Protecting Polar Bears With A Large Marine Ecosystem Approach
Polar bears have, for better or worse, become symbolic in the quest for global conservation: this is partly because of their nature as charismatic megafauna, and partly because the health of their populations is a good reflection of the conditions of northern climates more generally. Polar bear habitat is circumpolar and comprises a range of countries including Canada, the Russian Federation, Greenland, Norway, and the U.S., and any successful effort to protect them necessitates an international cooperative approach. Most management plans for polar bears have focused on “harvest limits” related to hunting them, and those plans have generally been limited to terrestrial zones. However, as climate change is “likely to result in large-scale habitat alterations in the Arctic,” there is an increasing need to make a plan that is flexible and looks towards the future.
For the last 40 years, the multinational “Agreement on the Conservation of Polar Bears” has been the best attempt at “applying ecosystem-based principles to polar bear issues.” However, the agreement has “fallen short” of providing a framework that can ensure protecting of polar bears given current challenges. As an alternative, this paper proposes a “Large Marine Ecosystem” strategic approach; LMEs are, generally speaking, huge swaths of land, approximately 200,000 square kilometers, and can encompass “coastal zones, continental shelves, and coastal currents.” There are currently 66 LMEs recognized in international circles “as a means to achieve ecosystem-based, multi-country management” goals. For polar bears specifically, the authors note there is no “one-size-fits-all” approach but there are already 14 arctic LMEs that contain “whole or parts of polar bear subpopulations,” which puts them in a good position to be helped through this approach. Further to various issues that can be addressed by LMEs, such as the populations of other other animals that polar bears prey upon, the authors note there are also socioeconomic and governance issues that would need to be factored in.
The authors suggest that the LME approach could an appropriate way of addressing issues of polar bear survival, as long as there is cooperation among the nations that are comprised in these zones.

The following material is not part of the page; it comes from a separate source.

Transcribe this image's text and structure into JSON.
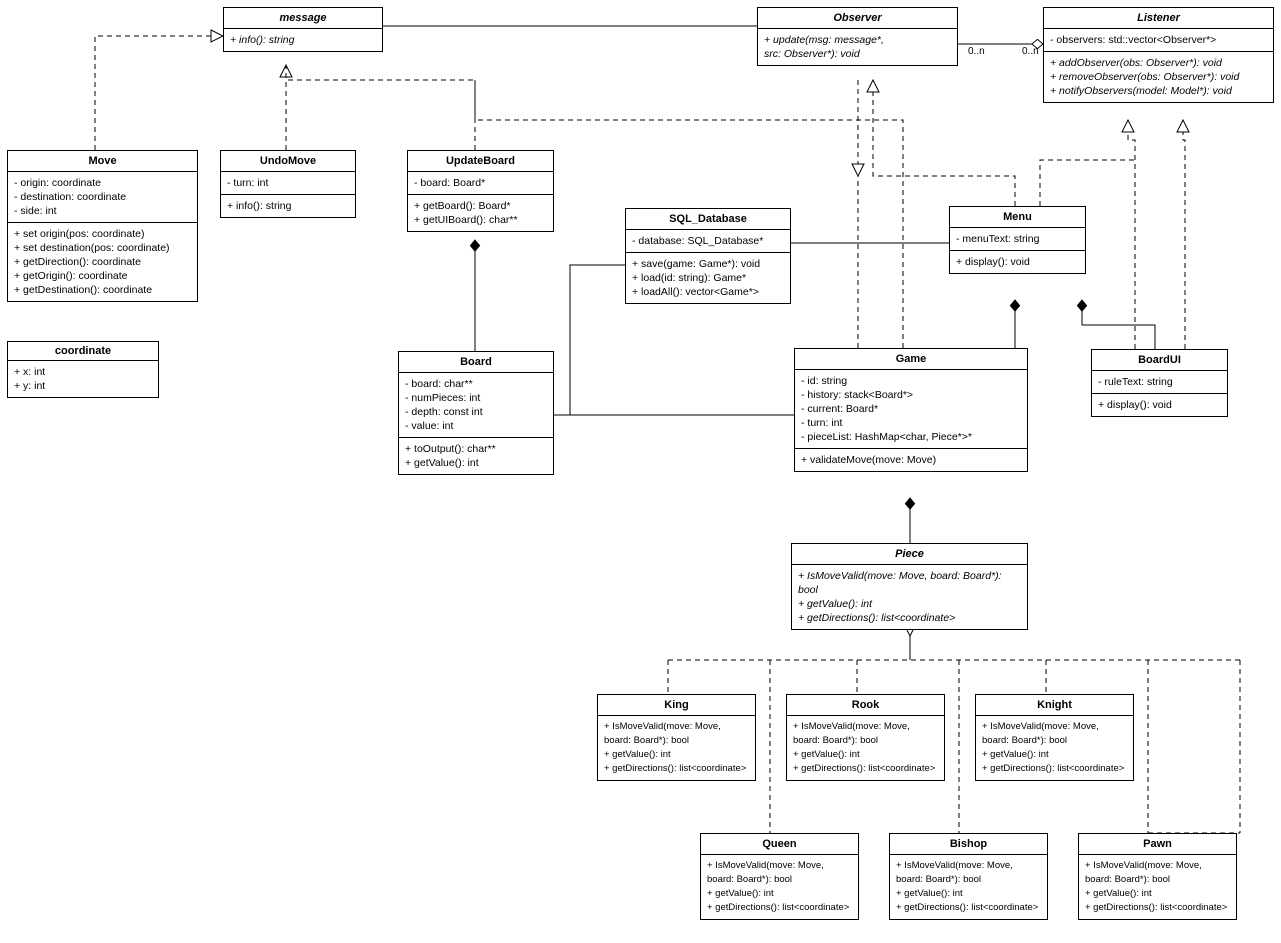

They also suggest that, given the rapidly changing climate, these plans should be evaluated and revised every three years to remain relevant.